"Men were calling me and had the audacity to tell me that I am incorrect and that I was not there, meanwhile they weren't. And I know that because I was on set that day," Deven shared. "It can really mess with you," Deven added.
She highlighted the evident difference in treatment for men versus women and revealed that some stuntmen are able to pay their bills and mortgage off of doubling for women and that they work more like women than actual women do themselves. "It is literally that we have the audacity that we want to work," Deven continued. However, there has been a small change in the industry, and there is support. However, "It is so small, that I still haven't worked," she shared.
Deven has also been trying to bring in the #MeToo movement into the stunt community and said, "MeToo is about Sexual Harassment in the workplace my case is regarding Gender discrimination --- but they do overlap for sure." She spoke about how she chose to speak up because she was "disgusted" with what was going on. "In the stunt community, we knew this going on. No one in the stunt industry is saying I am crazy, they're all agreeing that this is happening- that this is what we do, we black face and we wig men to play women, and blackface white people to play black people, this is how it works in stunts," Deven explained.
"What the MeToo movement has helped for me and the cause is people not in the stunt industry are disgusted by these practices," Deven shared. She added that it has been nice to know that there is some support out there.
When it comes to looking at the future of the industry and what constitutes good change, Deven shared that in the past year, "there are film festivals where if your crew is not 50% female, they will not accept your film and that is another amazing movement happening. There are more women on set, there statistically less sexual assault, and women get to pay their bills," she added.
MacNair also recalled working with a director earlier this year who was absolutely lovely. She shared that she met him at a party where he told her how he was looking at four stunt coordinators for a project but was insistent that he work with Deven given her experience and qualifications.

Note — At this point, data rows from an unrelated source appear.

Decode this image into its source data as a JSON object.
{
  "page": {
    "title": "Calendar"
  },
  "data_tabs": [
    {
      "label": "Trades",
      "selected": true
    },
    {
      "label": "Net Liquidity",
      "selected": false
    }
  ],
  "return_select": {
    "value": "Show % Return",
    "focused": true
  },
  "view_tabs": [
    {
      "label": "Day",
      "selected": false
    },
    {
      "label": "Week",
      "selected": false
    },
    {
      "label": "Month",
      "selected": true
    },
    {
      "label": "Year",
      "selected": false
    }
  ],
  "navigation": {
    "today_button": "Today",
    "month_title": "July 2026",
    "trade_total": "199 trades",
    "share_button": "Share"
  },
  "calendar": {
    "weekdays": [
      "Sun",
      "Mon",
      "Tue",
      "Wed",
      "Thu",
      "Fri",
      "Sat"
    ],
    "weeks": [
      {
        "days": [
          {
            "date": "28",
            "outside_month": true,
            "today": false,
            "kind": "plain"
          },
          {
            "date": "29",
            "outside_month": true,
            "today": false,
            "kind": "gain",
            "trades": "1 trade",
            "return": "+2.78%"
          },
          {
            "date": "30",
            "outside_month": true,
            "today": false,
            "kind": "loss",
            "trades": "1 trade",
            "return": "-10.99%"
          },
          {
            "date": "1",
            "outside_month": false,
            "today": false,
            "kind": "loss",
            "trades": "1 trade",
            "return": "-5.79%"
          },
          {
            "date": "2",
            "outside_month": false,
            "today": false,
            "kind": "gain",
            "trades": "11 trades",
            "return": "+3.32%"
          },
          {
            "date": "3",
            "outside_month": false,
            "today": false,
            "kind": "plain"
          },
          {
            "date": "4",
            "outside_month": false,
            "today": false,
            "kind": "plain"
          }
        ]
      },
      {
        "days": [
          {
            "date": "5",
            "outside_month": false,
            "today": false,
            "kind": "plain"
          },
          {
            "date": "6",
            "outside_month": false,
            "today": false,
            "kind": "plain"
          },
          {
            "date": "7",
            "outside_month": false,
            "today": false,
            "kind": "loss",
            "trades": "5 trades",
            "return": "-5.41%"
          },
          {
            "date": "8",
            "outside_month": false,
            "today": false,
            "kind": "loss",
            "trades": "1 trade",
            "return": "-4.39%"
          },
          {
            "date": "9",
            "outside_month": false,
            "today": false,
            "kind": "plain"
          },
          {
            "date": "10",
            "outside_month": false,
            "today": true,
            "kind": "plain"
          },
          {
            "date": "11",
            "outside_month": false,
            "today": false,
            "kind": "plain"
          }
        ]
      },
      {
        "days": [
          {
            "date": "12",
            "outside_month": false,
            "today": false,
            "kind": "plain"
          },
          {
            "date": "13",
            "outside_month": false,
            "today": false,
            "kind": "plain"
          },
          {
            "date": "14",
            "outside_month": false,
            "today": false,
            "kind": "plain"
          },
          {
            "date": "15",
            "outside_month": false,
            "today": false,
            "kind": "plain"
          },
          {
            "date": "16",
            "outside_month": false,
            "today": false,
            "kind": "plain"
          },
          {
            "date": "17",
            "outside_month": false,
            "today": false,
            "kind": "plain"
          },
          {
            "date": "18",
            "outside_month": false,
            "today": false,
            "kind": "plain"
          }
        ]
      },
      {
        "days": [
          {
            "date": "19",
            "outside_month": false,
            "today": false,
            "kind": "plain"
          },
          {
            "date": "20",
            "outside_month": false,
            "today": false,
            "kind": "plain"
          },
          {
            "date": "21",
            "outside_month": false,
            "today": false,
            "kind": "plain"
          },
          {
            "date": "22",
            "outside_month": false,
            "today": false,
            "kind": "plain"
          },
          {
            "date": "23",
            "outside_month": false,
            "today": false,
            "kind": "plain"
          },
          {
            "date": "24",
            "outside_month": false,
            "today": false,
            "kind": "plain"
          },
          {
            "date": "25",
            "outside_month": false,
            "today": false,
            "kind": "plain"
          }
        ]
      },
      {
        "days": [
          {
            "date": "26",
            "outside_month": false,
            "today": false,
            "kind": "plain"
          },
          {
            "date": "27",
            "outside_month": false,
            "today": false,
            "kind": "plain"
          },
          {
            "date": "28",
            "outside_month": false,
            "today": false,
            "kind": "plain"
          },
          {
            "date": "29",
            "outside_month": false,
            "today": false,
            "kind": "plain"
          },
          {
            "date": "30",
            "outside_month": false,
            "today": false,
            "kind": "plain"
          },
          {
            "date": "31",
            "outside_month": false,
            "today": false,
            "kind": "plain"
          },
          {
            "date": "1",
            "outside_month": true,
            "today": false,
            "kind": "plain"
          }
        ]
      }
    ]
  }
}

The director also mentioned to Deven that he had read an article about a woman's fight against sex discrimination in the industry, only to be surprised that Deven was the same woman the article mentioned.
In Deven's mind, this is what constitutes change- when people start becoming aware of such kinds of situations and problems. Given that Deven's lawsuit is turning into a multi-million dollar one, she further explained that the right gender is not hired on a regular basis and it has been going on for a while. Earlier, stuntmen would actually share pictures of themselves blackfaced or wigging.

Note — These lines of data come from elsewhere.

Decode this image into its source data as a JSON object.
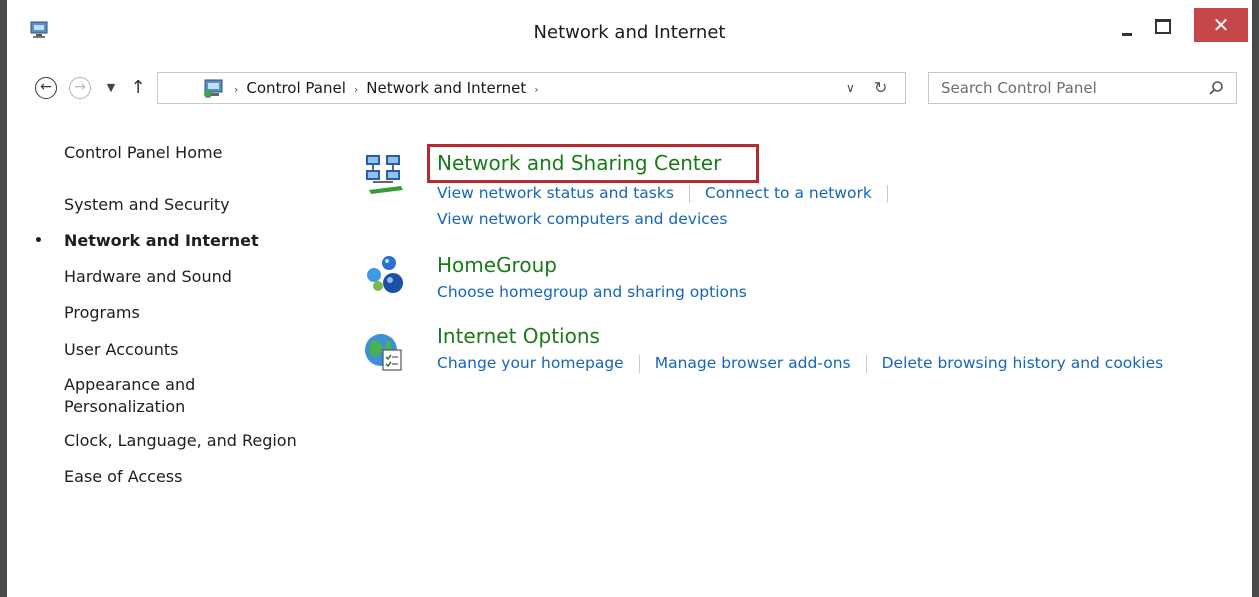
{
  "window": {
    "title": "Network and Internet",
    "close_glyph": "✕",
    "accent_close": "#c5474a"
  },
  "navbar": {
    "back_glyph": "←",
    "forward_glyph": "→",
    "recent_glyph": "▼",
    "up_glyph": "↑",
    "breadcrumbs": [
      "Control Panel",
      "Network and Internet"
    ],
    "crumb_sep": "›",
    "dropdown_glyph": "∨",
    "refresh_glyph": "↻"
  },
  "search": {
    "placeholder": "Search Control Panel"
  },
  "sidebar": {
    "items": [
      {
        "label": "Control Panel Home"
      },
      {
        "label": "System and Security"
      },
      {
        "label": "Network and Internet",
        "current": true
      },
      {
        "label": "Hardware and Sound"
      },
      {
        "label": "Programs"
      },
      {
        "label": "User Accounts"
      },
      {
        "label": "Appearance and Personalization",
        "line1": "Appearance and",
        "line2": "Personalization"
      },
      {
        "label": "Clock, Language, and Region"
      },
      {
        "label": "Ease of Access"
      }
    ],
    "bullet": "•"
  },
  "categories": [
    {
      "title": "Network and Sharing Center",
      "icon": "network-icon",
      "links": [
        "View network status and tasks",
        "Connect to a network",
        "View network computers and devices"
      ],
      "highlighted": true
    },
    {
      "title": "HomeGroup",
      "icon": "homegroup-icon",
      "links": [
        "Choose homegroup and sharing options"
      ]
    },
    {
      "title": "Internet Options",
      "icon": "internet-options-icon",
      "links": [
        "Change your homepage",
        "Manage browser add-ons",
        "Delete browsing history and cookies"
      ]
    }
  ],
  "colors": {
    "category_title": "#1a7a1a",
    "link": "#1665b8",
    "highlight": "#b52a2e"
  }
}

However, once Deven raised this issue, a lot of the stuntmen are refraining from sharing photographs and are hiding the pictures which clearly means that they are doing something wrong. When it comes to these socially accepted malpractices, a lot of departments on set are aware of these practices- Hair and makeup are aware of this, the wardrobe is aware of it, as is the camera department and the production team.

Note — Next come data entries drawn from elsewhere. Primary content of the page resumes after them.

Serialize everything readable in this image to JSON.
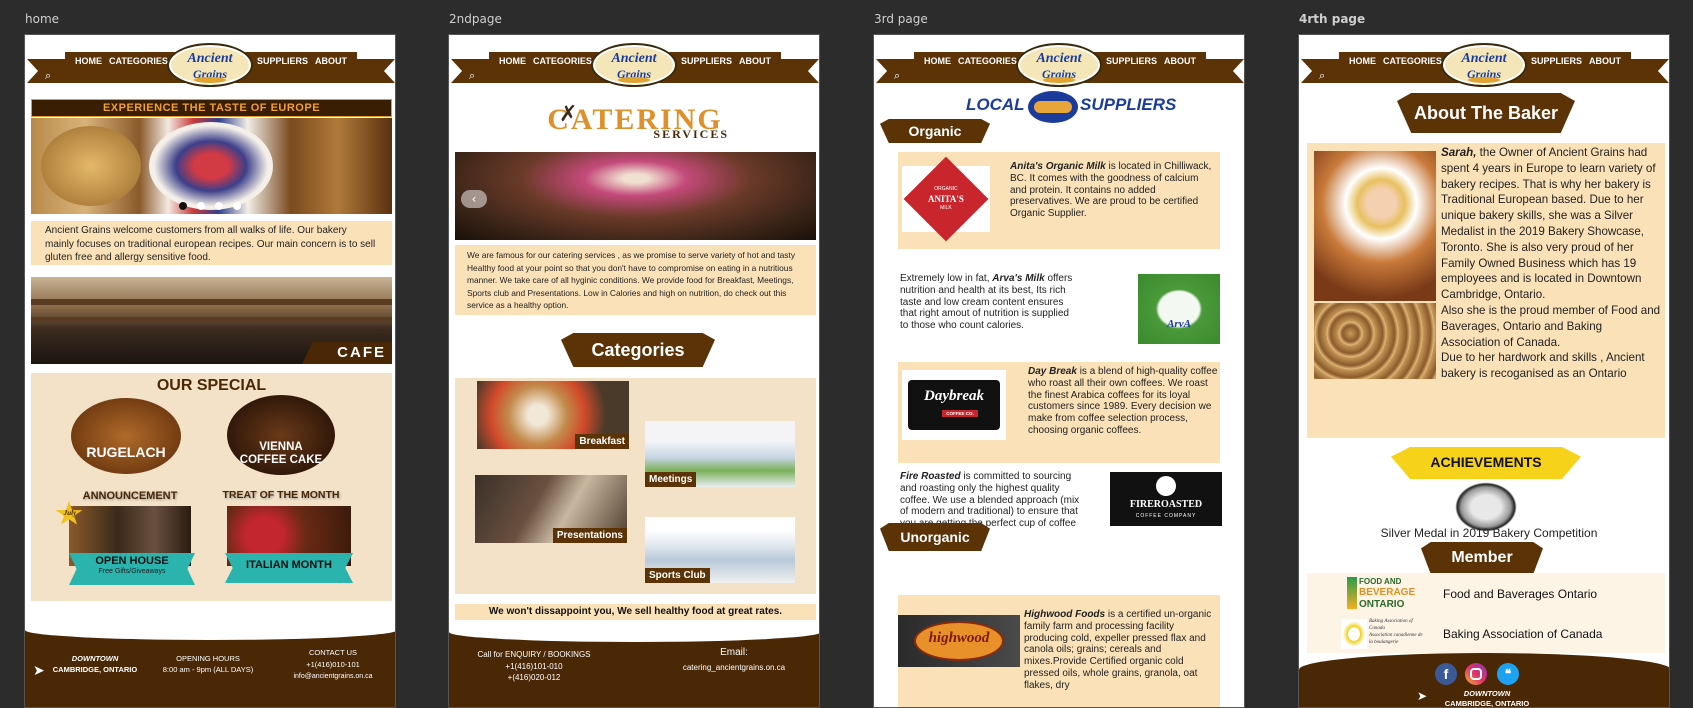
{
  "artboards": [
    {
      "label": "home"
    },
    {
      "label": "2ndpage"
    },
    {
      "label": "3rd page"
    },
    {
      "label": "4rth page"
    }
  ],
  "nav": {
    "home": "HOME",
    "categories": "CATEGORIES",
    "suppliers": "SUPPLIERS",
    "about": "ABOUT",
    "logo_line1": "Ancient",
    "logo_line2": "Grains",
    "search_icon": "search-icon"
  },
  "home": {
    "banner": "EXPERIENCE THE TASTE OF EUROPE",
    "intro": "Ancient Grains welcome customers from all walks of life. Our bakery mainly focuses on traditional european recipes. Our main concern is to sell gluten free and allergy sensitive food.",
    "cafe": "CAFE",
    "special_title": "OUR SPECIAL",
    "special1": "RUGELACH",
    "special2": "VIENNA COFFEE CAKE",
    "announcement": "ANNOUNCEMENT",
    "announce_badge": "July",
    "open_house": "OPEN HOUSE",
    "open_house_sub": "Free Gifts/Giveaways",
    "treat": "TREAT OF THE MONTH",
    "italian": "ITALIAN MONTH",
    "footer": {
      "loc1": "DOWNTOWN",
      "loc2": "CAMBRIDGE, ONTARIO",
      "hours_title": "OPENING HOURS",
      "hours": "8:00 am - 9pm (ALL DAYS)",
      "contact_title": "CONTACT US",
      "phone": "+1(416)010-101",
      "email": "info@ancientgrains.on.ca"
    }
  },
  "page2": {
    "title1": "CATERING",
    "title2": "SERVICES",
    "text": "We are famous for our catering services , as we promise to serve variety of hot and tasty Healthy food at your point so that you don't have to compromise on eating in a nutritious manner. We take care of all hyginic conditions. We provide food for Breakfast, Meetings, Sports club and Presentations. Low in Calories and high on nutrition, do check out this service as a healthy option.",
    "categories": "Categories",
    "cat_breakfast": "Breakfast",
    "cat_meetings": "Meetings",
    "cat_presentations": "Presentations",
    "cat_sports": "Sports Club",
    "tagline": "We won't dissappoint you, We sell healthy food at great rates.",
    "footer": {
      "call": "Call for ENQUIRY / BOOKINGS",
      "phone1": "+1(416)101-010",
      "phone2": "+(416)020-012",
      "email_title": "Email:",
      "email": "catering_ancientgrains.on.ca"
    }
  },
  "page3": {
    "title_local": "LOCAL",
    "title_suppliers": "SUPPLIERS",
    "organic": "Organic",
    "anita_name": "Anita's Organic Milk",
    "anita_text": " is located in Chilliwack, BC. It comes with the goodness of calcium and protein. It contains no added preservatives. We are proud to be certified Organic Supplier.",
    "anita_logo_top": "ORGANIC",
    "anita_logo": "ANITA'S",
    "anita_logo_bot": "MILK",
    "arva_pre": "Extremely low in fat, ",
    "arva_name": "Arva's Milk",
    "arva_text": " offers nutrition and health at its best, Its rich taste and low cream content ensures that right amout of nutrition is supplied to those who count calories.",
    "arva_logo": "ArvA",
    "daybreak_name": "Day Break",
    "daybreak_text": " is a blend of high-quality coffee who roast all their own coffees. We roast the finest Arabica coffees for its loyal customers since 1989. Every decision we make from coffee selection process, choosing organic coffees.",
    "daybreak_logo": "Daybreak",
    "daybreak_logo_sub": "COFFEE CO.",
    "fire_name": "Fire Roasted",
    "fire_text": " is committed to sourcing and roasting only the highest quality coffee. We use a blended approach (mix of modern and traditional) to ensure that you are getting the perfect cup of coffee every time.",
    "fire_logo": "FIREROASTED",
    "fire_logo_sub": "COFFEE COMPANY",
    "unorganic": "Unorganic",
    "highwood_name": "Highwood Foods",
    "highwood_text": " is a certified un-organic family farm and processing facility producing cold, expeller pressed flax and canola oils; grains; cereals and mixes.Provide Certified organic cold pressed oils, whole grains, granola, oat flakes, dry",
    "highwood_logo": "highwood"
  },
  "page4": {
    "about": "About The Baker",
    "name": "Sarah,",
    "bio1": " the Owner of Ancient Grains had spent 4 years in Europe to learn variety of bakery recipes. That is why her bakery is Traditional European based. Due to her unique bakery skills, she was a Silver Medalist in the 2019 Bakery Showcase, Toronto. She is also very proud of her Family Owned Business which has 19 employees and is located in Downtown Cambridge, Ontario.",
    "bio2": "Also she is the proud member of Food and Baverages, Ontario and Baking Association of Canada.",
    "bio3": "Due to her hardwork and skills , Ancient bakery is recoganised as an Ontario",
    "achievements": "ACHIEVEMENTS",
    "medal": "Silver Medal in  2019 Bakery Competition",
    "member": "Member",
    "fbo_logo1": "FOOD AND",
    "fbo_logo2": "BEVERAGE",
    "fbo_logo3": "ONTARIO",
    "fbo": "Food and Baverages Ontario",
    "bac_logo": "Baking Association of Canada",
    "bac_logo_fr": "Association canadienne de la boulangerie",
    "bac": "Baking Association of Canada",
    "footer_loc1": "DOWNTOWN",
    "footer_loc2": "CAMBRIDGE, ONTARIO"
  },
  "colors": {
    "brown": "#5b3307",
    "peach": "#fbe1b8",
    "orange": "#e0902a",
    "blue": "#1b3c9b"
  }
}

When it comes to staying on top of the game and training, Deven shares that one must be prepared for weird case scenarios, something which all stuntmen and stuntwomen are trained for. She also revealed that taking dance lessons is something which helps to work on your spacing, timing, and understand how to work with a partner.
Deven is hoping that the industry will start to change and hire women for the roles that they are more than capable of doing. "At the end of every day, I have to make sure that I can sleep peacefully at night and my conscience has to be clear every night," Deven explained.